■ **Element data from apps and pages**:

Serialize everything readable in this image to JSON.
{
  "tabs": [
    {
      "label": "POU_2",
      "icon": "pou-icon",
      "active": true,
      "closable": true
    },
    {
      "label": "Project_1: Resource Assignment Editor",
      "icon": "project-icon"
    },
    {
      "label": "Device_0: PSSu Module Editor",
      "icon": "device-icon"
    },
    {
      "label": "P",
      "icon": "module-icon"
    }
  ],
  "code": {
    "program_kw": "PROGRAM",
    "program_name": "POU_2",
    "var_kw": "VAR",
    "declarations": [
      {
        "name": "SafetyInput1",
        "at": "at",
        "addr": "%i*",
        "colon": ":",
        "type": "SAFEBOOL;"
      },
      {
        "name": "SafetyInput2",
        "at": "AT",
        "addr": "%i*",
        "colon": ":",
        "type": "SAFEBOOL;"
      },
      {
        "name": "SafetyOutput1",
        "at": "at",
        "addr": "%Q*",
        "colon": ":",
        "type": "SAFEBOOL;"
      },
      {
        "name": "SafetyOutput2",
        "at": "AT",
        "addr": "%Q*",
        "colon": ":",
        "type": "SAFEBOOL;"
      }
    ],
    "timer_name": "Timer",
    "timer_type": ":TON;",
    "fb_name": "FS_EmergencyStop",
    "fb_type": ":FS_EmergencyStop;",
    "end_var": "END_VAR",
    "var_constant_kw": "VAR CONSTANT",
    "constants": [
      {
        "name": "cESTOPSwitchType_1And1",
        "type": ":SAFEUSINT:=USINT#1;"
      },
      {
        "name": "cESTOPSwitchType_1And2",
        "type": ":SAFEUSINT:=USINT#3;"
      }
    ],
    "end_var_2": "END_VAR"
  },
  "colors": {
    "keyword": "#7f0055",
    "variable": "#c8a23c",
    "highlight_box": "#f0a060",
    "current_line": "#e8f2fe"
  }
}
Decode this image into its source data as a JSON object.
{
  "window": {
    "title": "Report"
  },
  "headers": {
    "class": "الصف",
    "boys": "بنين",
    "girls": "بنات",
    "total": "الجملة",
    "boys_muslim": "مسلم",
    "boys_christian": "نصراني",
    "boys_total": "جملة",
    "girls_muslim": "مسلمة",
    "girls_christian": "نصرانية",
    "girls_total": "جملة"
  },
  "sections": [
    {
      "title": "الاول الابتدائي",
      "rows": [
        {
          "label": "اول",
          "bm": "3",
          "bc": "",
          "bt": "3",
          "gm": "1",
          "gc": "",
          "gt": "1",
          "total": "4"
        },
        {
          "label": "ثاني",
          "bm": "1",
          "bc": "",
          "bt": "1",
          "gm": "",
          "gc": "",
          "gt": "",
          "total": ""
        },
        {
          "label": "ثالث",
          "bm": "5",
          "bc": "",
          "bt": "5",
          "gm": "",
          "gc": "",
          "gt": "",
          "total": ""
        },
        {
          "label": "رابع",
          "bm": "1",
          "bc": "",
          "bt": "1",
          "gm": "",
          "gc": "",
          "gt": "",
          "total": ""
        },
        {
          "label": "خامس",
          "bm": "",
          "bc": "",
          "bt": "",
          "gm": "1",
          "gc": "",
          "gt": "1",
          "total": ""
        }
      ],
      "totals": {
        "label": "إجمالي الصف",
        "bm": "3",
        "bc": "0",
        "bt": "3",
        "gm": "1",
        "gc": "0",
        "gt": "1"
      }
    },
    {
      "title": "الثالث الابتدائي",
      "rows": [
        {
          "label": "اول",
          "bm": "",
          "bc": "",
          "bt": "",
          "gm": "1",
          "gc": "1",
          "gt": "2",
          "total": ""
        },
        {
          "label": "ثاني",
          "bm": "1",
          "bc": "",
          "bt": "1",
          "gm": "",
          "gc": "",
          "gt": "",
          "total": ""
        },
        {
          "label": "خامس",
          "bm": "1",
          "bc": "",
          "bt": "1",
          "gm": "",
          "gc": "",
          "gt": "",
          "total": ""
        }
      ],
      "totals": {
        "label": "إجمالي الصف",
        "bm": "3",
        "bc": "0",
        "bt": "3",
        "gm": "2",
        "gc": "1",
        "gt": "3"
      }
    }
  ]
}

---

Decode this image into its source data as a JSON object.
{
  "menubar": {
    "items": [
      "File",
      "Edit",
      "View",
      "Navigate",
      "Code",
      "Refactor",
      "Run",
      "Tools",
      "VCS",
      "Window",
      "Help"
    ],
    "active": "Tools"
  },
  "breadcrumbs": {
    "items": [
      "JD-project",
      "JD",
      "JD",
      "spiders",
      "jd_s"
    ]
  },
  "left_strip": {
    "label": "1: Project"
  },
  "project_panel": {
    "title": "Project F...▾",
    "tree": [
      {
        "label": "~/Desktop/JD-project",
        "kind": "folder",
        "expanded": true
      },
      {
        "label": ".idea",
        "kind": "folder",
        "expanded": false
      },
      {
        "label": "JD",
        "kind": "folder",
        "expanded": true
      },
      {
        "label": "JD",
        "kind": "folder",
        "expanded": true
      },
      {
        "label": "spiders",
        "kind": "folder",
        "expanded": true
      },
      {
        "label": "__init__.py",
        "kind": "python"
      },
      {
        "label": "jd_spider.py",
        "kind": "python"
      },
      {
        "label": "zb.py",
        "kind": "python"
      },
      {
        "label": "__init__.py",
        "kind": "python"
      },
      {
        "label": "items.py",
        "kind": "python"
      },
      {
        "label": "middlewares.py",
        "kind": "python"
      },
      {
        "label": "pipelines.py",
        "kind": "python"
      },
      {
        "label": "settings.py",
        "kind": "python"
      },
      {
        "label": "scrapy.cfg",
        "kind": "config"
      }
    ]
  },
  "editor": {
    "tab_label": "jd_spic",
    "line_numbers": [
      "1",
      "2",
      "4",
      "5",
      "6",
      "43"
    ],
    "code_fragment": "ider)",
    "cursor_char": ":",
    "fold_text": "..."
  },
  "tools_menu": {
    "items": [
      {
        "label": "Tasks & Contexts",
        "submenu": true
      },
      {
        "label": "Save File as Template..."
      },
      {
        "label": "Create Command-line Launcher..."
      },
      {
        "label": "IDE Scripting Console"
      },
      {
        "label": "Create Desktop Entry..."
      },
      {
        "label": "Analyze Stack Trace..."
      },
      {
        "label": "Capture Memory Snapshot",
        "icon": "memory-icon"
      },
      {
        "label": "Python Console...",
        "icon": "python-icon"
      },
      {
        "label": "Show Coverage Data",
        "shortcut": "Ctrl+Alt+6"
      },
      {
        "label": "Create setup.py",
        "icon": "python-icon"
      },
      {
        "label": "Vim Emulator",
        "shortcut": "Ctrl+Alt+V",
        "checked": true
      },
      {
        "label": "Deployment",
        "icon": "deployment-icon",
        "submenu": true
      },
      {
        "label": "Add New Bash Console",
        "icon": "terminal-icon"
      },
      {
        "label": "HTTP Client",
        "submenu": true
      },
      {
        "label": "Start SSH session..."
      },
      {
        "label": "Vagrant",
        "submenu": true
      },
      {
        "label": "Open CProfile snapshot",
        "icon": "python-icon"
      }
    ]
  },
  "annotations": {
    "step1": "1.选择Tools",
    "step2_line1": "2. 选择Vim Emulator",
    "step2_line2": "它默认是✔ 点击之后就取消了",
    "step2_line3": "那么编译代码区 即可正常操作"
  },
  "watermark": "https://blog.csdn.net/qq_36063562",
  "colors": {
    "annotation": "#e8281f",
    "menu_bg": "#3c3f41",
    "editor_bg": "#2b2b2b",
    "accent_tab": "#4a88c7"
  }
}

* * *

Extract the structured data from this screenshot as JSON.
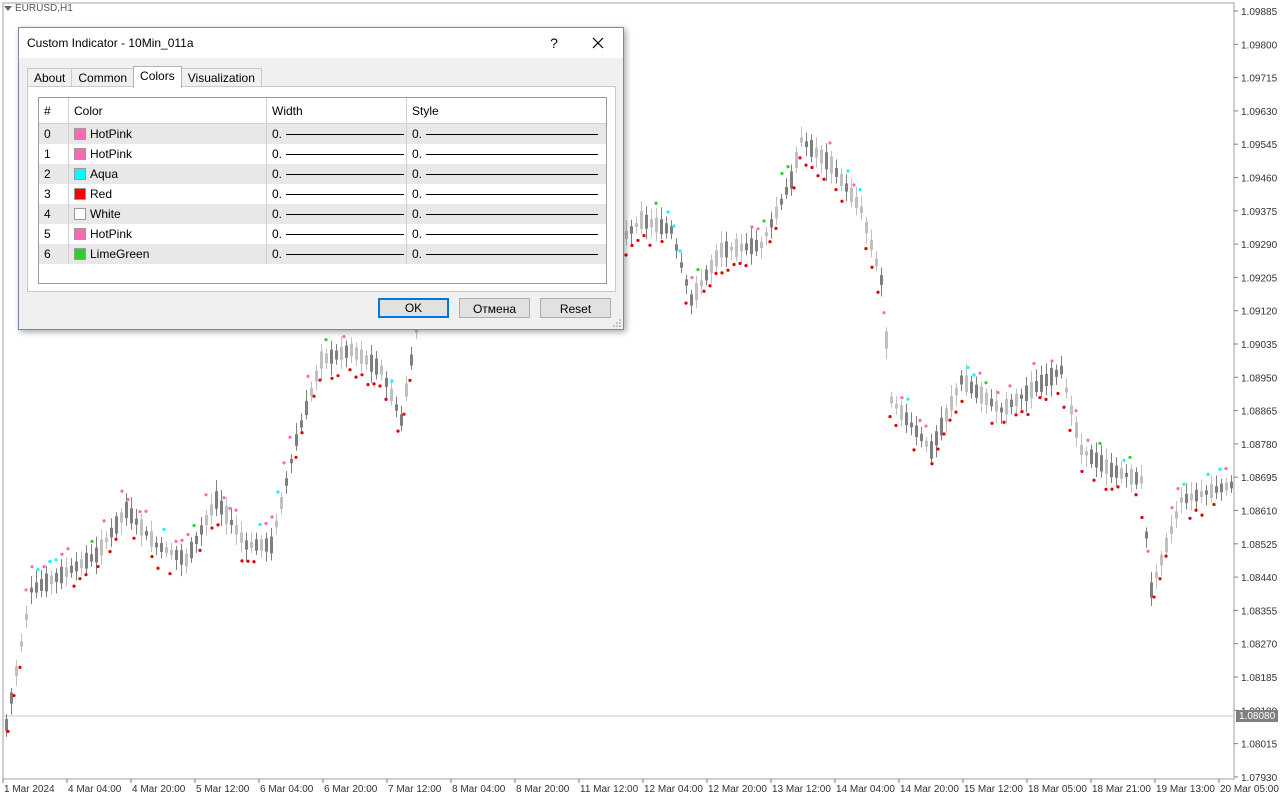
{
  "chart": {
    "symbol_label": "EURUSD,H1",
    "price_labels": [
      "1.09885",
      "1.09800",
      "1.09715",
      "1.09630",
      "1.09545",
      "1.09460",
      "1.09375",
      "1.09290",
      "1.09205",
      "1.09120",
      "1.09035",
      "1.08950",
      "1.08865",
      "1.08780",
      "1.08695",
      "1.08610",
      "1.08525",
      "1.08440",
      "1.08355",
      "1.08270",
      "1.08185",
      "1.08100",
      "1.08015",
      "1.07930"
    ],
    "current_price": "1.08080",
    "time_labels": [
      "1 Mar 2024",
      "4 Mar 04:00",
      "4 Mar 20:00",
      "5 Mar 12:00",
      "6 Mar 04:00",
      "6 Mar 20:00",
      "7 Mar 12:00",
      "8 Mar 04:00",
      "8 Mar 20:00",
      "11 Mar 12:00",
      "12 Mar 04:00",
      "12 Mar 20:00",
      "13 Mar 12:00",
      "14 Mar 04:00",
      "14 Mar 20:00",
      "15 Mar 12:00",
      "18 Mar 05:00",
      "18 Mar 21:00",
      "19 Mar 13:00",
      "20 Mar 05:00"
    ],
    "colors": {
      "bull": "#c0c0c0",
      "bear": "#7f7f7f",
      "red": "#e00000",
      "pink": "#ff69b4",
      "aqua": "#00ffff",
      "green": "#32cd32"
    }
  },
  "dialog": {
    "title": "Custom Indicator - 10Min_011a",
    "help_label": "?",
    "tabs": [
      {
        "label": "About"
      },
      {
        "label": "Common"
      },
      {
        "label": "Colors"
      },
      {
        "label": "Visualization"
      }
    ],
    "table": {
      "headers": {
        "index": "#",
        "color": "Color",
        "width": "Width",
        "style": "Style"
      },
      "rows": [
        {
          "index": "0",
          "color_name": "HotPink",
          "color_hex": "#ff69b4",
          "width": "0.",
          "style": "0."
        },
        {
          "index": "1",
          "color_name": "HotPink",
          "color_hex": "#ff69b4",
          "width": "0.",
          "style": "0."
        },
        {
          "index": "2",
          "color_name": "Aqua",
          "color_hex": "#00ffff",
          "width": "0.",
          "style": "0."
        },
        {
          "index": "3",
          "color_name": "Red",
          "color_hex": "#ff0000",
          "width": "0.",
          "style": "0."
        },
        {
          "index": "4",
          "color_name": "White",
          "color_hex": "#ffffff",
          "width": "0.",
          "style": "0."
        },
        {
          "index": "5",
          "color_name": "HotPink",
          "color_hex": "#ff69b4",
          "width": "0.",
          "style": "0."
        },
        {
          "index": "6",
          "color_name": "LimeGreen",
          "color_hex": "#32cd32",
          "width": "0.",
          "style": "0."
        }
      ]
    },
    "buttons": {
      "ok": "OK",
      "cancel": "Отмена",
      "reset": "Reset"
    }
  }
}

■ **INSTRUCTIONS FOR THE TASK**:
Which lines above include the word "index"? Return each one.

■ **REPLY TO THE TASK**:
        "index": "#",
          "index": "0",
          "index": "1",
          "index": "2",
          "index": "3",
          "index": "4",
          "index": "5",
          "index": "6",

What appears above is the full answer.